Changing One’s Name Upon Becoming a Muslim

It has become common practice in some areas for converts to change their names upon becoming Muslims. Sometimes this is done so that the convert feels more attached and affiliated with the Muslim community. The obvious question that arises is: Is this changing of the name required, recommended or simply permissible? On this point, Abdul Azeez ibn Baaz stated in response to a question he had received,

I inform you that there is no evidence in Islamic Law that requires one whom Allah has guided to Islam to change his name to an Islamic name. [The exception is if] there is an Islamic reason that requires that. For example, if a person has a name implying the worship of someone other than Allah, such as “The Servant of Jesus” and so forth, or if the person has a name that is not good to have and there are better names than that, such as the name “Grievous” can be changed to “Mild.” Similar is the case with any other name that is not considered proper for one to be named. However, it is obligatory to change the name that implies worshipping other than Allah. Concerning other [repugnant] names, then it is simply preferred and recommended to change such names. Included in this second category of names are those names that are well-known to be Christian names such that if one hears them he will think that the person must be a Christian. To change one’s name under those circumstances is good."106

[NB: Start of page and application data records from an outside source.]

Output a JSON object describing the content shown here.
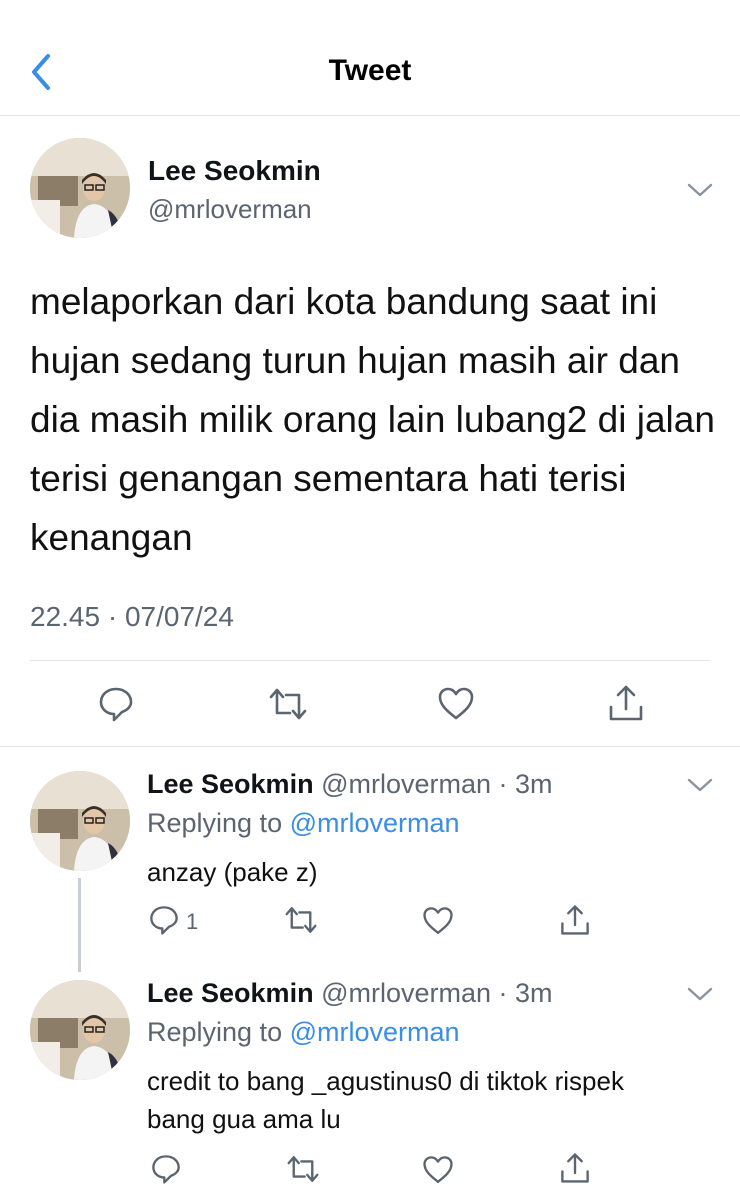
{
  "header": {
    "title": "Tweet",
    "back_icon": "chevron-left-icon",
    "accent": "#3a8ee6"
  },
  "tweet": {
    "author_name": "Lee Seokmin",
    "author_handle": "@mrloverman",
    "text": "melaporkan dari kota bandung saat ini hujan sedang turun hujan masih air dan dia masih milik orang lain lubang2 di jalan terisi genangan sementara hati terisi kenangan",
    "timestamp": "22.45 · 07/07/24"
  },
  "replies": [
    {
      "author_name": "Lee Seokmin",
      "meta": "@mrloverman · 3m",
      "replying_prefix": "Replying to",
      "replying_handle": "@mrloverman",
      "text": "anzay (pake z)",
      "reply_count": "1"
    },
    {
      "author_name": "Lee Seokmin",
      "meta": "@mrloverman · 3m",
      "replying_prefix": "Replying to",
      "replying_handle": "@mrloverman",
      "text": "credit to bang _agustinus0 di tiktok rispek bang gua ama lu",
      "reply_count": ""
    }
  ],
  "icons": {
    "reply": "reply-bubble-icon",
    "retweet": "retweet-icon",
    "like": "heart-icon",
    "share": "share-icon",
    "more": "chevron-down-icon"
  }
}
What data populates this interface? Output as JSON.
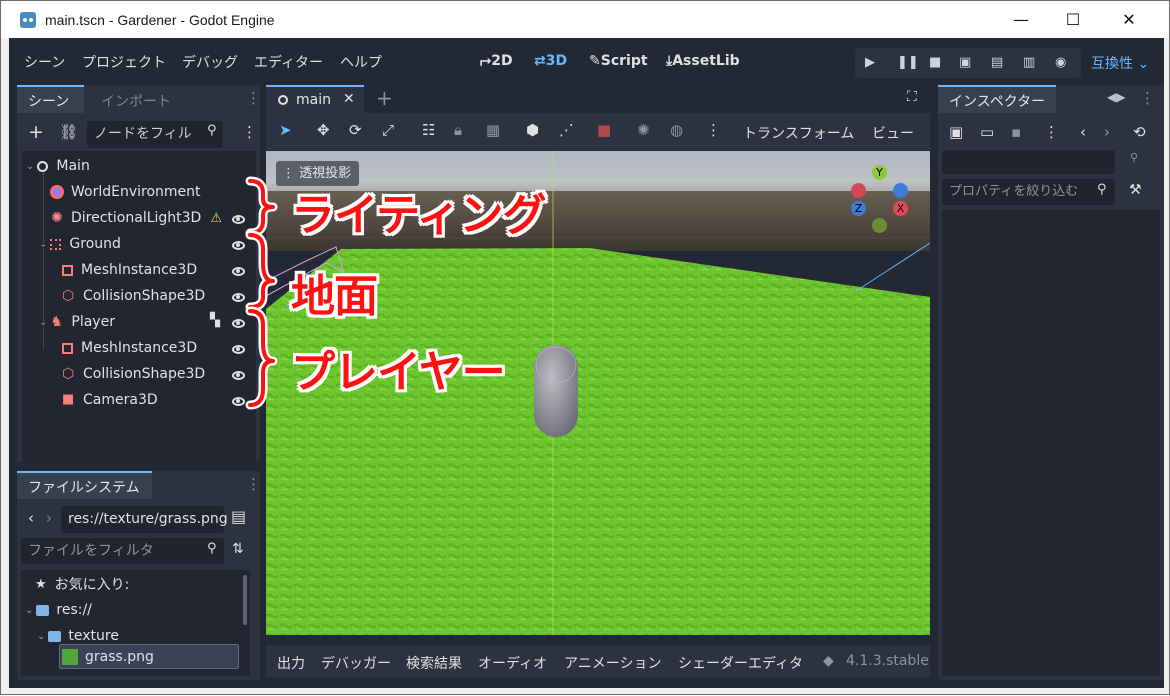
{
  "window": {
    "title": "main.tscn - Gardener - Godot Engine",
    "minimize": "—",
    "maximize": "☐",
    "close": "✕"
  },
  "menu": {
    "items": [
      "シーン",
      "プロジェクト",
      "デバッグ",
      "エディター",
      "ヘルプ"
    ]
  },
  "modes": {
    "m2d": "2D",
    "m3d": "3D",
    "script": "Script",
    "assetlib": "AssetLib",
    "active": "3D"
  },
  "compat": "互換性",
  "scene_dock": {
    "tabs": [
      "シーン",
      "インポート"
    ],
    "filter_placeholder": "ノードをフィル",
    "tree": [
      {
        "label": "Main",
        "icon": "node3d-icon"
      },
      {
        "label": "WorldEnvironment",
        "icon": "world-environment-icon"
      },
      {
        "label": "DirectionalLight3D",
        "icon": "directional-light-icon"
      },
      {
        "label": "Ground",
        "icon": "static-body-icon"
      },
      {
        "label": "MeshInstance3D",
        "icon": "mesh-instance-icon"
      },
      {
        "label": "CollisionShape3D",
        "icon": "collision-shape-icon"
      },
      {
        "label": "Player",
        "icon": "character-body-icon"
      },
      {
        "label": "MeshInstance3D",
        "icon": "mesh-instance-icon"
      },
      {
        "label": "CollisionShape3D",
        "icon": "collision-shape-icon"
      },
      {
        "label": "Camera3D",
        "icon": "camera-icon"
      }
    ]
  },
  "filesystem_dock": {
    "tab": "ファイルシステム",
    "path": "res://texture/grass.png",
    "filter_placeholder": "ファイルをフィルタ",
    "items": [
      "お気に入り:",
      "res://",
      "texture",
      "grass.png"
    ]
  },
  "editor": {
    "tab": "main",
    "toolbar_menus": [
      "トランスフォーム",
      "ビュー"
    ],
    "perspective_label": "透視投影",
    "gizmo_axes": {
      "y": "Y",
      "x": "X",
      "z": "Z"
    }
  },
  "inspector": {
    "tab": "インスペクター",
    "filter_placeholder": "プロパティを絞り込む"
  },
  "bottom_panel": {
    "items": [
      "出力",
      "デバッガー",
      "検索結果",
      "オーディオ",
      "アニメーション",
      "シェーダーエディタ"
    ],
    "version": "4.1.3.stable"
  },
  "annotations": {
    "lighting": "ライティング",
    "ground": "地面",
    "player": "プレイヤー"
  },
  "colors": {
    "accent": "#6cb6ff",
    "panel": "#2c3240",
    "background": "#222834",
    "annotation": "#ff1111",
    "grass": "#6bc72f"
  }
}
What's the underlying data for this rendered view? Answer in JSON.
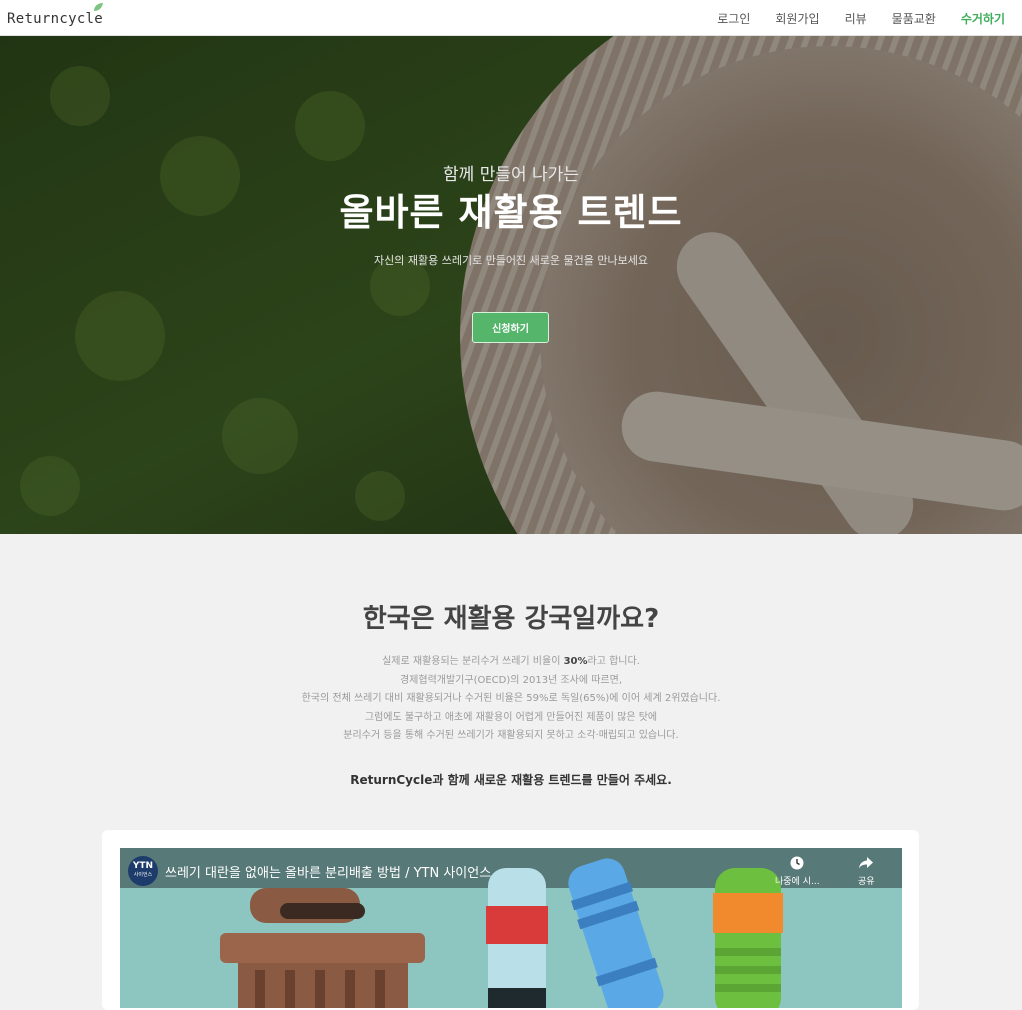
{
  "header": {
    "logo": "Returncycle",
    "nav": [
      {
        "label": "로그인"
      },
      {
        "label": "회원가입"
      },
      {
        "label": "리뷰"
      },
      {
        "label": "물품교환"
      },
      {
        "label": "수거하기",
        "active": true
      }
    ]
  },
  "hero": {
    "subtitle": "함께 만들어 나가는",
    "title": "올바른 재활용 트렌드",
    "description": "자신의 재활용 쓰레기로 만들어진 새로운 물건을 만나보세요",
    "button_label": "신청하기"
  },
  "info": {
    "title": "한국은 재활용 강국일까요?",
    "line1_pre": "실제로 재활용되는 분리수거 쓰레기 비율이 ",
    "line1_bold": "30%",
    "line1_post": "라고 합니다.",
    "line2": "경제협력개발기구(OECD)의 2013년 조사에 따르면,",
    "line3": "한국의 전체 쓰레기 대비 재활용되거나 수거된 비율은 59%로 독일(65%)에 이어 세계 2위였습니다.",
    "line4": "그럼에도 불구하고 애초에 재활용이 어렵게 만들어진 제품이 많은 탓에",
    "line5": "분리수거 등을 통해 수거된 쓰레기가 재활용되지 못하고 소각·매립되고 있습니다.",
    "cta": "ReturnCycle과 함께 새로운 재활용 트렌드를 만들어 주세요."
  },
  "video": {
    "channel_logo": "YTN",
    "channel_logo_sub": "사이언스",
    "title": "쓰레기 대란을 없애는 올바른 분리배출 방법 / YTN 사이언스",
    "watch_later": "나중에 시...",
    "share": "공유"
  },
  "colors": {
    "accent": "#3fae5d",
    "button": "#55b56b"
  }
}
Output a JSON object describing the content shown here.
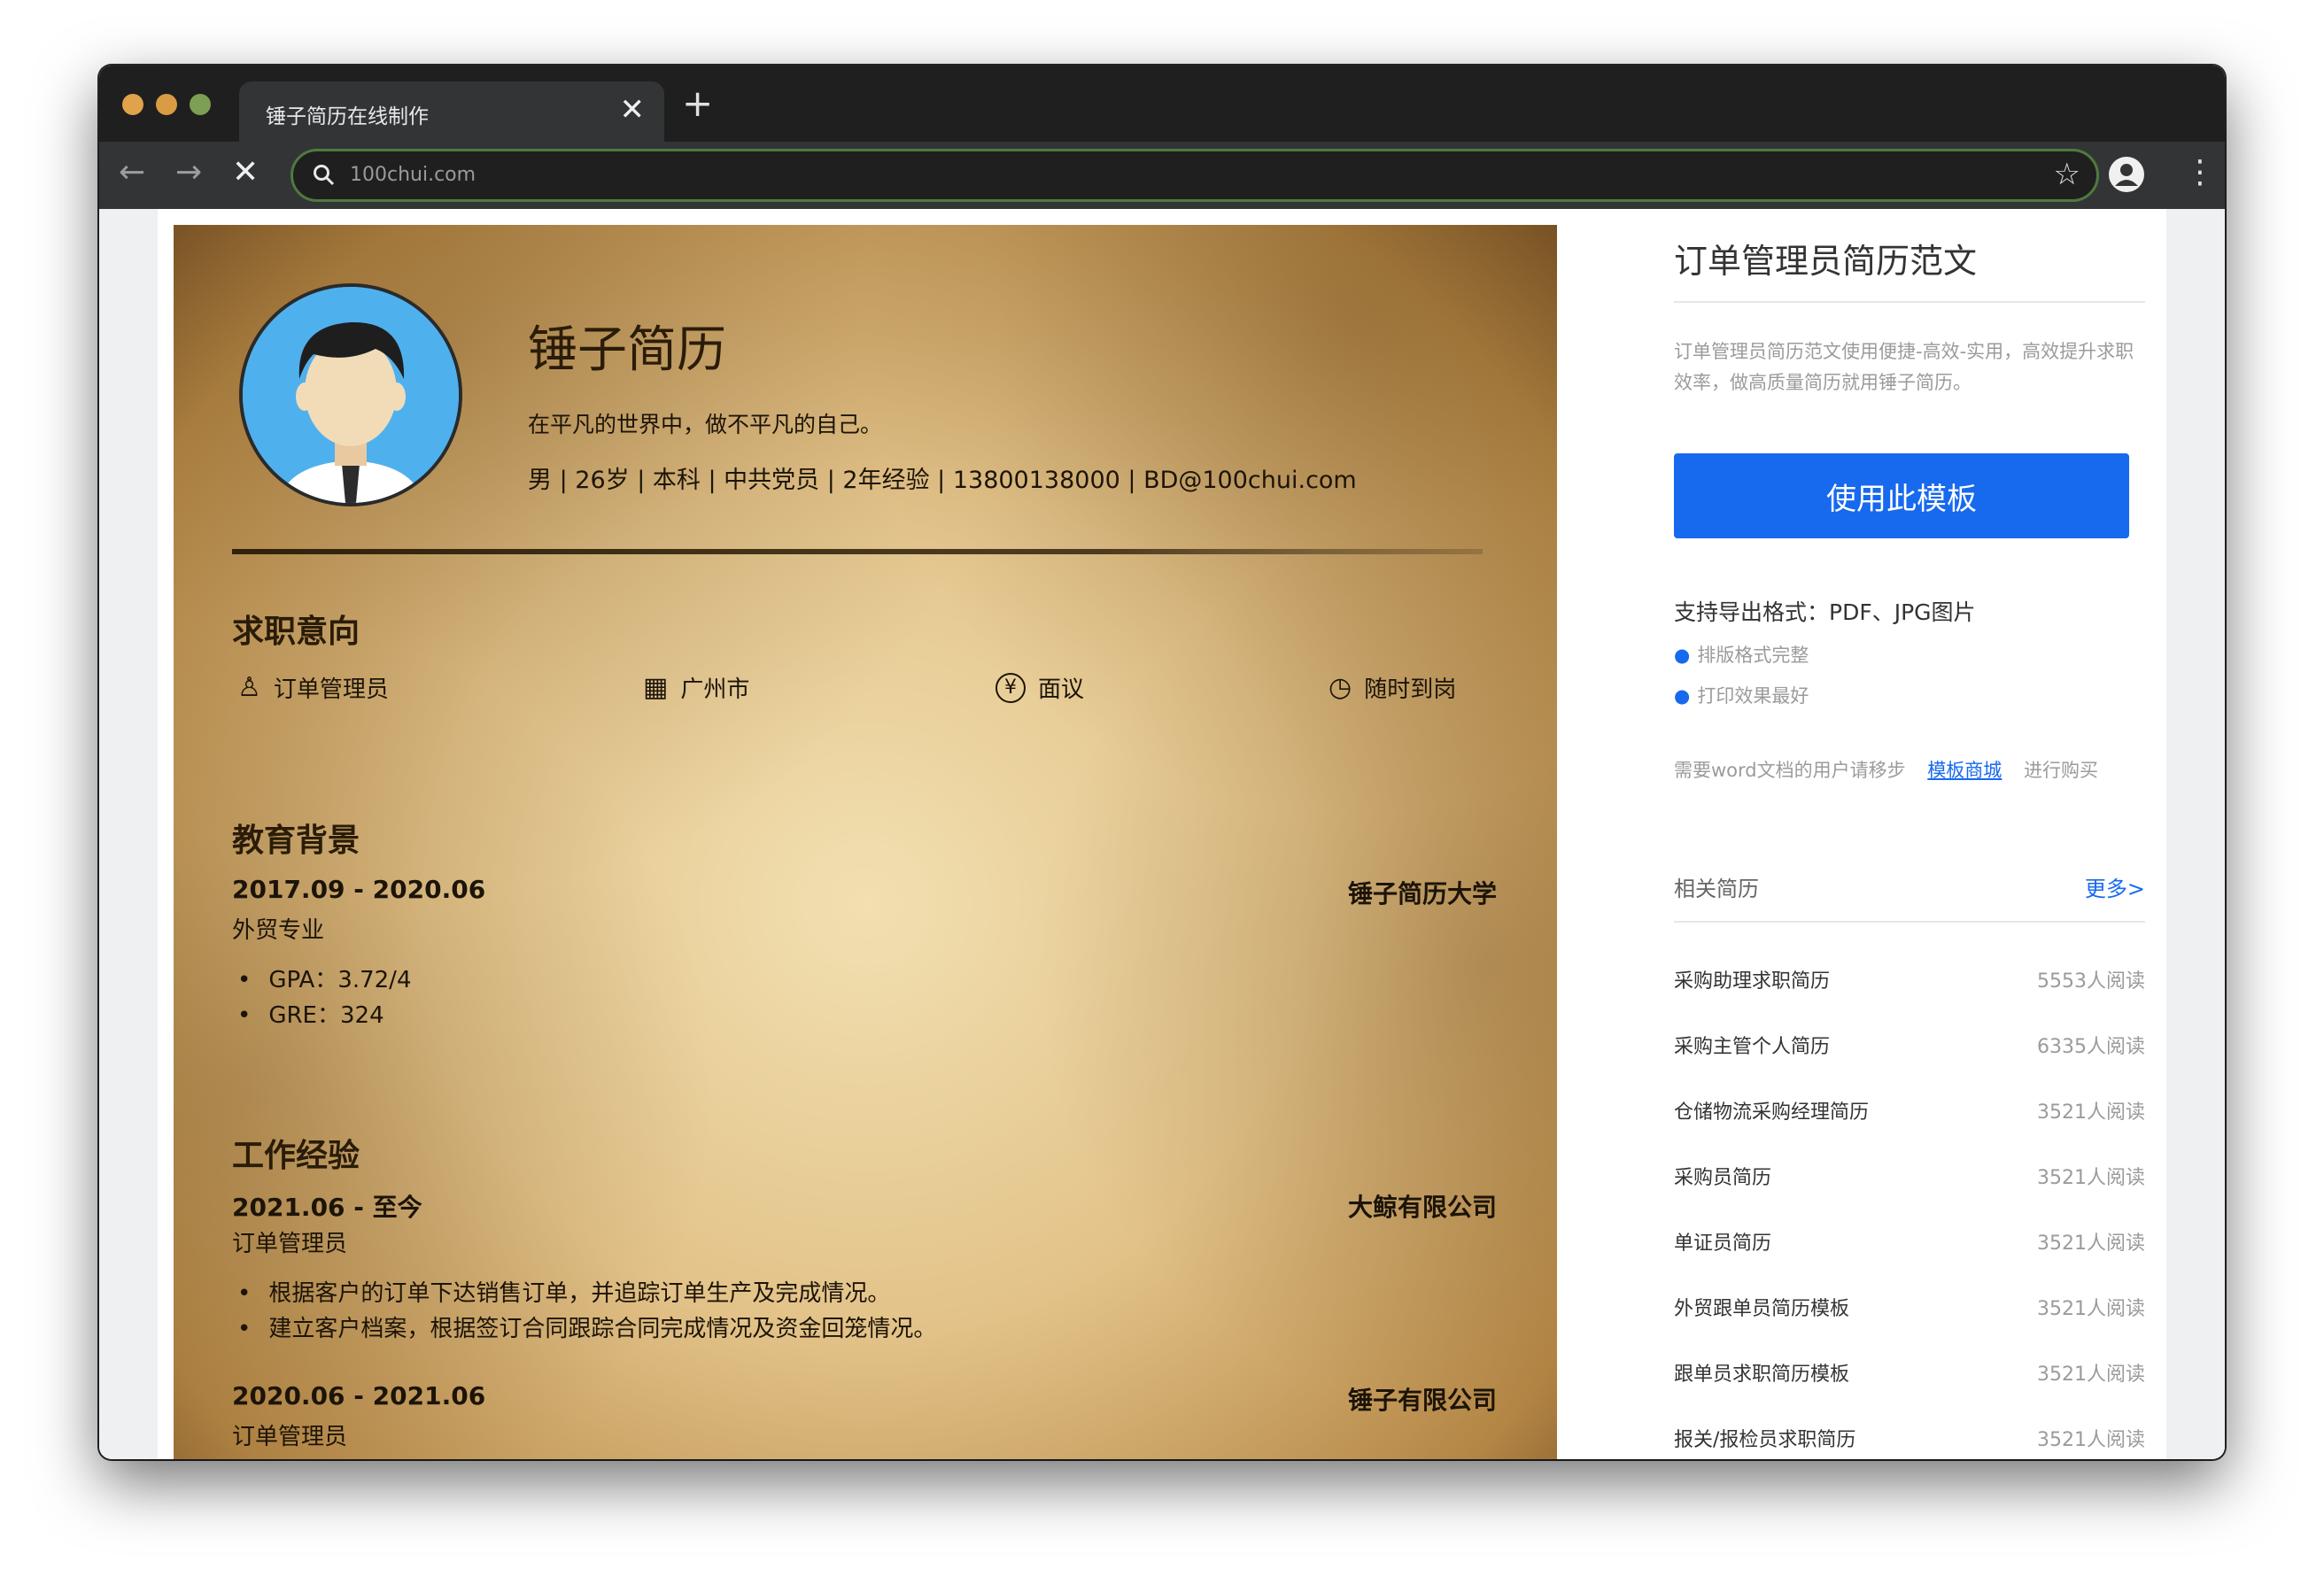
{
  "browser": {
    "tab_title": "锤子简历在线制作",
    "tab_close": "✕",
    "new_tab": "+",
    "url": "100chui.com",
    "back": "←",
    "forward": "→",
    "stop": "✕",
    "star": "☆",
    "menu": "⋮",
    "traffic_colors": [
      "#e0a24a",
      "#d99b43",
      "#7d9f53"
    ]
  },
  "resume": {
    "name": "锤子简历",
    "motto": "在平凡的世界中，做不平凡的自己。",
    "info": "男 | 26岁 | 本科 | 中共党员 | 2年经验 | 13800138000 | BD@100chui.com",
    "intent_title": "求职意向",
    "intent": [
      {
        "icon": "tie-icon",
        "glyph": "♙",
        "label": "订单管理员"
      },
      {
        "icon": "building-icon",
        "glyph": "▦",
        "label": "广州市"
      },
      {
        "icon": "yen-icon",
        "glyph": "¥",
        "label": "面议"
      },
      {
        "icon": "clock-icon",
        "glyph": "◷",
        "label": "随时到岗"
      }
    ],
    "edu_title": "教育背景",
    "edu": {
      "date": "2017.09 - 2020.06",
      "school": "锤子简历大学",
      "major": "外贸专业",
      "bullets": [
        "GPA：3.72/4",
        "GRE：324"
      ]
    },
    "work_title": "工作经验",
    "work": [
      {
        "date": "2021.06 - 至今",
        "company": "大鲸有限公司",
        "role": "订单管理员",
        "bullets": [
          "根据客户的订单下达销售订单，并追踪订单生产及完成情况。",
          "建立客户档案，根据签订合同跟踪合同完成情况及资金回笼情况。"
        ]
      },
      {
        "date": "2020.06 - 2021.06",
        "company": "锤子有限公司",
        "role": "订单管理员"
      }
    ]
  },
  "sidebar": {
    "title": "订单管理员简历范文",
    "desc": "订单管理员简历范文使用便捷-高效-实用，高效提升求职效率，做高质量简历就用锤子简历。",
    "use_button": "使用此模板",
    "formats": "支持导出格式：PDF、JPG图片",
    "points": [
      "排版格式完整",
      "打印效果最好"
    ],
    "word_note": "需要word文档的用户请移步",
    "word_link": "模板商城",
    "word_suffix": "进行购买",
    "related_title": "相关简历",
    "related_more": "更多>",
    "related": [
      {
        "name": "采购助理求职简历",
        "count": "5553人阅读"
      },
      {
        "name": "采购主管个人简历",
        "count": "6335人阅读"
      },
      {
        "name": "仓储物流采购经理简历",
        "count": "3521人阅读"
      },
      {
        "name": "采购员简历",
        "count": "3521人阅读"
      },
      {
        "name": "单证员简历",
        "count": "3521人阅读"
      },
      {
        "name": "外贸跟单员简历模板",
        "count": "3521人阅读"
      },
      {
        "name": "跟单员求职简历模板",
        "count": "3521人阅读"
      },
      {
        "name": "报关/报检员求职简历",
        "count": "3521人阅读"
      }
    ]
  }
}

Bilal Philips has some further insight into this question:

New Muslims, unaware of the Islamic naming system107, often adopt Arabic names in the chaotic European style... In fact, those of African descent often erase even their family names on the basis that these names are remnants from the days of slavery. That is, those of their ancestors who were slaves usually adopted the family name of their slave masters and it was the slave masters’ name which was handed down from generation to generation. Hence, an individual who may have been called Clive Baron Williams while his father’s name was George Herbert Williams may, upon entering Islaam, rename himself Faisal ‘Umar Nkruma Mahdi. However, his name according to the Islamic naming system should have been Faisal George Williams, that is, Faisal the son of George Williams. Whether “Williams” was the name of his ancestors’ plantation owner or not is of no consequence. Since his father’s name was George Williams, he is, according to the Islamic naming system, the son of George Williams… The practice among new Muslims of deleting their family names has frequently created deep resentment among their non- Muslim families which could have been easily avoided if the Islamic naming system had been adopted. Actually, the new Muslim is under no obligation to change even his or her “Christian name” unless it contains an un-lslamic meaning. Thus, the given name Clive, which means cliff-dweller need not have been changed whereas “Dennis” (Fr. Denys), a variation of Dionysius which means He of Dionysus (the Greek god of wine and fertility who was worshipped with orgiastic rites), would have to be changed… However, it is perfectly acceptable for a Muslim, whether a recent convert or not, to change his or her first name. It was the Prophet’s practice to change peoples first names if they were too assuming, negative or un-lslamic. One of the Prophet’s wives was originally named Barrah (pious) and he changed it to Zaynab as Allaah had said in the Qur’aan, “Do not claim piety for yourselves for He knows best who is Godfearing.”( 53:32)… However, Allaah’s messenger never changed the names of people’s fathers, no matter how un-lslamic they may have been… Thus, it can be concluded that erasing one’s family name is against both the letter and the spirit of Islamic law. The father’s first and last name should be retained and if the father is unknown, the mother’s first and last name should follow the Muslim’s given or chosen name.108

106 Ali Abu Lauz, compiler, Answers to Common Questions from New Muslims (Ann Arbor, MI: IANA, 1995), pp. 22-23.

107 The Islamic naming system that he is referring to is wherein the person is known as, “So and so the son of so and so.” After that, a tribal or regional name may also be added.

108 Bilal Philips, Tafseer of Soorah al-Hujuraat (Riyadh: International Islamic Publishing House, 1988), pp. 120-122.